Sustainability is top of mind today. We see government policies being put in place to reach ambitious net zero targets, as well as rapidly increasing adoption of renewable sources of energy such as wind, solar, and hydrogen to power operations while reducing carbon footprints. Industries are also increasingly striving to reduce the negative impact they may be having on the environment, and many are looking for the right tools to support that change for the better.
These ongoing changes have a fundamental impact on the electrical grid, which also means new challenges for protection and automation systems. It is clear that we need new approaches and innovations. The virtualization of products is one such innovative approach which is set to play an important role in achieving carbon neutrality.
What is virtualization?
In simple terms, virtualization means creating a virtual, rather than actual, version of something. The main goal of virtualization is to provide a new operational environment, which is not bound to any particular computer hardware or operating system. By effectively separating functionality from hardware, virtualization allows integrated, system-wide upgrades and additional functionality without additional hardware.

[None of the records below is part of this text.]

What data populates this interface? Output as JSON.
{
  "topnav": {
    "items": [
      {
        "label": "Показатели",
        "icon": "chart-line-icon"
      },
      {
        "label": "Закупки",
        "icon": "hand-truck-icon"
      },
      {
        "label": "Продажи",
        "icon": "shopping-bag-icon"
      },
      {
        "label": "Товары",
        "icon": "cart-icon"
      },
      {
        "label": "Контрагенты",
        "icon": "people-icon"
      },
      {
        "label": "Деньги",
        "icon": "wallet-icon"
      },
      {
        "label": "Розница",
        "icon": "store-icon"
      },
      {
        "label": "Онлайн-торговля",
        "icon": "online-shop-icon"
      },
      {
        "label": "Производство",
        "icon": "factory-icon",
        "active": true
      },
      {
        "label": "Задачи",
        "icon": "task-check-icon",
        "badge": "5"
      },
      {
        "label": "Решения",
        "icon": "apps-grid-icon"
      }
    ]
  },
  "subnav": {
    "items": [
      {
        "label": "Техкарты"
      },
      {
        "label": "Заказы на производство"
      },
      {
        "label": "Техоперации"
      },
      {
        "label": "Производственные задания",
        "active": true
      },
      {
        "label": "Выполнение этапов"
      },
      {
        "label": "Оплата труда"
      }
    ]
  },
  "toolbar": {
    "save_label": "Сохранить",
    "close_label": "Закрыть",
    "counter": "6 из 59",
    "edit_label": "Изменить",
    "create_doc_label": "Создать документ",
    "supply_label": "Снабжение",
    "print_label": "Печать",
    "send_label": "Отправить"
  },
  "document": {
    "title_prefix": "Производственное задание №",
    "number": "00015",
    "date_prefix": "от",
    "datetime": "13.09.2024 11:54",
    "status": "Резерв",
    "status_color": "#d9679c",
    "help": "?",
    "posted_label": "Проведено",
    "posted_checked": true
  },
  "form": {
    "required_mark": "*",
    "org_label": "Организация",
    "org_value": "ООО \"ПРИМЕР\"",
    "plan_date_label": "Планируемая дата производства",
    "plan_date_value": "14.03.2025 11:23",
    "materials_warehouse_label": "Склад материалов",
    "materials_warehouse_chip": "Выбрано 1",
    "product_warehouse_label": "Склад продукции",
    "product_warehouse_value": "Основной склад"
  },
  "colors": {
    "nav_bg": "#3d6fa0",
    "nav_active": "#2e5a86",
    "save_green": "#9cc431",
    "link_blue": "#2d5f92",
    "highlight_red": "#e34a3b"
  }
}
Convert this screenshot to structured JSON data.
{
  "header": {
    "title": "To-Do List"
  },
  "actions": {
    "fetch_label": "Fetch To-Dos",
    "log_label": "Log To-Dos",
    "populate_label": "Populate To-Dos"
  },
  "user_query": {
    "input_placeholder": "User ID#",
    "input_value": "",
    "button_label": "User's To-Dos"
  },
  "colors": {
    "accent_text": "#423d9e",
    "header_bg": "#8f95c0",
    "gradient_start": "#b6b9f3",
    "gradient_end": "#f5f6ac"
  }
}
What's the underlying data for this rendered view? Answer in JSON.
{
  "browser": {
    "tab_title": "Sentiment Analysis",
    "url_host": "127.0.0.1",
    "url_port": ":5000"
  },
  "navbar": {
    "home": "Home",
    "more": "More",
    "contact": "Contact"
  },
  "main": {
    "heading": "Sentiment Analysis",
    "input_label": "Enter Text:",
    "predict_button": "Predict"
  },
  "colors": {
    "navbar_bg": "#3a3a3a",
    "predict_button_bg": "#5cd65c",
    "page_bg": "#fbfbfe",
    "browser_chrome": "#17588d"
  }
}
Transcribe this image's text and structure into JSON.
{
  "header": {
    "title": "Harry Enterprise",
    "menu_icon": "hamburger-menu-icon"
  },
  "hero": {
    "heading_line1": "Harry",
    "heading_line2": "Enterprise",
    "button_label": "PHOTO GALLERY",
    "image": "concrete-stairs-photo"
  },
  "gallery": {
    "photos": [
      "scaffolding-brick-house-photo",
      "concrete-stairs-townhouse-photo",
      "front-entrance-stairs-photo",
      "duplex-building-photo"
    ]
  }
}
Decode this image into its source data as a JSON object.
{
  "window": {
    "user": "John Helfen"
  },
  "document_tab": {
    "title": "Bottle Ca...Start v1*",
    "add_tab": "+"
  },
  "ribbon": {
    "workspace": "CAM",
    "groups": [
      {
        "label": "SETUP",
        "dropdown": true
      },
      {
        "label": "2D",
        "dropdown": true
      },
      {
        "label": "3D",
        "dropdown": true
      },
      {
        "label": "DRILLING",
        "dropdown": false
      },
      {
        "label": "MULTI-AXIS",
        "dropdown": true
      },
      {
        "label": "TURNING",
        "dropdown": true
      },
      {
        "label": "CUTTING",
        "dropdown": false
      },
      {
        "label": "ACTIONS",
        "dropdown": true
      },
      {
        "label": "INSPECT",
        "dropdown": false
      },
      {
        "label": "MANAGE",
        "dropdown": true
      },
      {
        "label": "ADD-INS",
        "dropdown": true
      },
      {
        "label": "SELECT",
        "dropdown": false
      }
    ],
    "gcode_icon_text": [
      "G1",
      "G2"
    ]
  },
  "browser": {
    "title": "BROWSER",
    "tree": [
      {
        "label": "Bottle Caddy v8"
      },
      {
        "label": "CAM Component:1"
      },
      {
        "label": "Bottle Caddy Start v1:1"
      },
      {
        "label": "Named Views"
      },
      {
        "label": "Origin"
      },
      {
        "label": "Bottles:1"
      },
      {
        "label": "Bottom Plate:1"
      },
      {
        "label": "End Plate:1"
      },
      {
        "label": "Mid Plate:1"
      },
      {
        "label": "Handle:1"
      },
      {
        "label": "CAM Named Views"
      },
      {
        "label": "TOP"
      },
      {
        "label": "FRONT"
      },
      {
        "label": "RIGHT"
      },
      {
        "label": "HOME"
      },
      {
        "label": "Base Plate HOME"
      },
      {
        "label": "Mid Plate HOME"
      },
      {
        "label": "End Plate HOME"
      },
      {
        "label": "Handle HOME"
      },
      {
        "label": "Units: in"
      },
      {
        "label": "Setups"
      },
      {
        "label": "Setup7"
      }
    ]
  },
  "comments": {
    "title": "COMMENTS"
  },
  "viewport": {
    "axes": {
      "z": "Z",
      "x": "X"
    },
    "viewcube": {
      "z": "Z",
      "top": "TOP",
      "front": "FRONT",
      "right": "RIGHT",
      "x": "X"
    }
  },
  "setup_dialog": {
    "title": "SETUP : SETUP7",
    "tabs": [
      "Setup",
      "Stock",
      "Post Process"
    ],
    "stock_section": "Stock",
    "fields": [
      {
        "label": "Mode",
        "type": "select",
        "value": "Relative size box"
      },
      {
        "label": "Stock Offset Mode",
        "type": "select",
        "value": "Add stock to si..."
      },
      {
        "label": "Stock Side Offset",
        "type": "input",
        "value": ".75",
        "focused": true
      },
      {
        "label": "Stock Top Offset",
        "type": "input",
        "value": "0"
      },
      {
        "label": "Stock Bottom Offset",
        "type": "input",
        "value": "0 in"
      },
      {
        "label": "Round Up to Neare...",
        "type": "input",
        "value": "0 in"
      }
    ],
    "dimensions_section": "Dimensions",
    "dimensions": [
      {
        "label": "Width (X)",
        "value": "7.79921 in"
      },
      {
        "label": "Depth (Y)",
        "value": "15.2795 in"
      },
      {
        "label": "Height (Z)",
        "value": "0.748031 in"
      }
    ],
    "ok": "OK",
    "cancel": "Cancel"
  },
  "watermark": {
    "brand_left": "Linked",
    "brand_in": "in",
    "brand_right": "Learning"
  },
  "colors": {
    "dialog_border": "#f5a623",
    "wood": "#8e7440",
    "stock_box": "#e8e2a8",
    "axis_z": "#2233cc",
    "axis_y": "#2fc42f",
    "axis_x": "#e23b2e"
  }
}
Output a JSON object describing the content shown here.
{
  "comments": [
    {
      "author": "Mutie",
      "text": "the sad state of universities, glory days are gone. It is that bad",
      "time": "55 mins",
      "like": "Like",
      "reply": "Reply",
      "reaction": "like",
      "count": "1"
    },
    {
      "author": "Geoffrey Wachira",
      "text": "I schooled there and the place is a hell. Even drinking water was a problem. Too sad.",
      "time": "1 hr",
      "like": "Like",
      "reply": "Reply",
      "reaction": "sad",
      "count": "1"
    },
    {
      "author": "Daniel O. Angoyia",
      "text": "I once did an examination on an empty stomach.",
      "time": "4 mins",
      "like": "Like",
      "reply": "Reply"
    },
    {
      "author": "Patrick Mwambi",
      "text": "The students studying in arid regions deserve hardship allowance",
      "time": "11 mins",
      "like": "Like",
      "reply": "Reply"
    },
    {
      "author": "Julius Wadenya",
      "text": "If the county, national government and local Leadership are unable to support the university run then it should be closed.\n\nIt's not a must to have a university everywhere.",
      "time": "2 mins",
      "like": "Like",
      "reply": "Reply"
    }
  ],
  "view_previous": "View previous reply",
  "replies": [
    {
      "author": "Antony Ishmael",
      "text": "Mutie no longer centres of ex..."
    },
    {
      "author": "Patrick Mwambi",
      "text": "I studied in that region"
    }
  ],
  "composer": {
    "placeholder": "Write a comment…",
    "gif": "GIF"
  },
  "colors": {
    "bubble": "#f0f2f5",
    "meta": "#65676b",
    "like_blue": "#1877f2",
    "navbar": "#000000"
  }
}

Virtualization has been widely adopted in the field of information technology (IT) starting early on with very simple virtualization of print server workloads, to more easily manage printing tasks from multiple computers to a single printer. Over the years, virtualization has evolved to the point that modern data centers have computers which are entirely virtual – none of their functionality is bound to any specific hardware. This allows the continuous addition of computational functionalities – like new applications for energy management – to the single, centralized virtual system, without adding additional hardware. Since the additional applications or functions can be independent of vendor and operating system, they can send operational commands to any connected computer/device, which is compatible, that is, adheres to the same standards. The ability to upgrade systems with vital new applications and functions thus becomes faster and more cost-efficient.
Why virtualize in the realm of electricity distribution?
In conventional substations, different devices are assigned different tasks, each performing its own task in isolation. The vendor-specific software-hardware combinations in each individual device make it resource-intensive to increase or modify functionality. First, you have to modify the physical assets, which requires specialist knowledge across an ever-growing range of devices and functions. As functionalities increase, so does the level of expertise required to maintain or modify the equipment. Substations often contain a blend of old and new equipment, and operators struggle to maintain all of the varied hardware elements. Further, all these devices require space in the substation.
Instead of having multiple computers each doing their own specific task, virtualization allows one computer to have multiple different functionalities. With virtualized functionality, a substation owner can replace different kinds of old equipment with new equipment which is all of the same kind. This substantially reduces the amount of knowledge required to maintain the substation.
The added value of software comes from the intelligent decisions happening autonomously, not from the boxes running the software. However, it is often the case that specific software is packaged in specific hardware. In other words, if you need to increase or modify the functionality, you need to modify the physical assets. The more functionalities there are, the more there are different things requiring additional expertise. With virtualization, there is only one kind of hardware running all the different tasks, thus it effectively eliminates the need for the users to learn the specifics of all the various physical products.
Building a smart substation with equipment certified to IEC 61850, the international standard defining communication protocols for intelligent electronic devices (IEDs), means the devices will work with other products that comply with the standard. That gives the substation owners the flexibility to choose any supplier, purely according to their requirements.
Smart substations support a more sustainable energy landscape
Utilities and companies alike are working to meet the needs of the rapidly changing energy environment and are exploring ways to not only add new, but also upgrade existing electrical installations and substations to meet the increasing demands. Virtualization can help achieve efficiency gains in substations, as it allows to easily add new functionality as requirements change. Further, upgrading an existing substation into a smart one ensures less new material is used, another important sustainability improvement.
Virtualizing protection and control
The next generation of protection and control concepts target to be based on software instead of hardware platforms, i.e., virtualization. At ABB, we are working with UK Power Networks, as a part of the Constellation project, to develop a wide area protection system that uses the 5G telecoms network for communication between substations. The system will be based on the IEC 61850 standard, and the scheme will enable real-time monitoring and control of distributed energy resources (DER) such as wind and solar farms. As a part of the project, the protection algorithms that are traditionally embedded in IEDs will be digitalized.
With thousands of substations across Great Britain, UK Power Networks’ new approach has the potential to unlock 1.4 gigawatts (GW) of network capacity that will enable further integration of DER. This would achieve annual savings of 19 million tons of CO2 emissions and would be a significant step in the right direction for the UK to reach Net Zero by 2050.
What comes next
Virtualization allows us to create useful services and applications without being tied to specific hardware. Through virtualization, many systems are accommodated on one platform. We reduce the number and type of devices and hardware in substations, saving money and natural resources, and simplifying maintenance.
The electrical grid will continue to change which means that the solutions enabling the grid must also continue to evolve. Virtualization will be a beneficial tool in making electrical grids sustainable and resilient – a key step in bringing clean electricity to the world.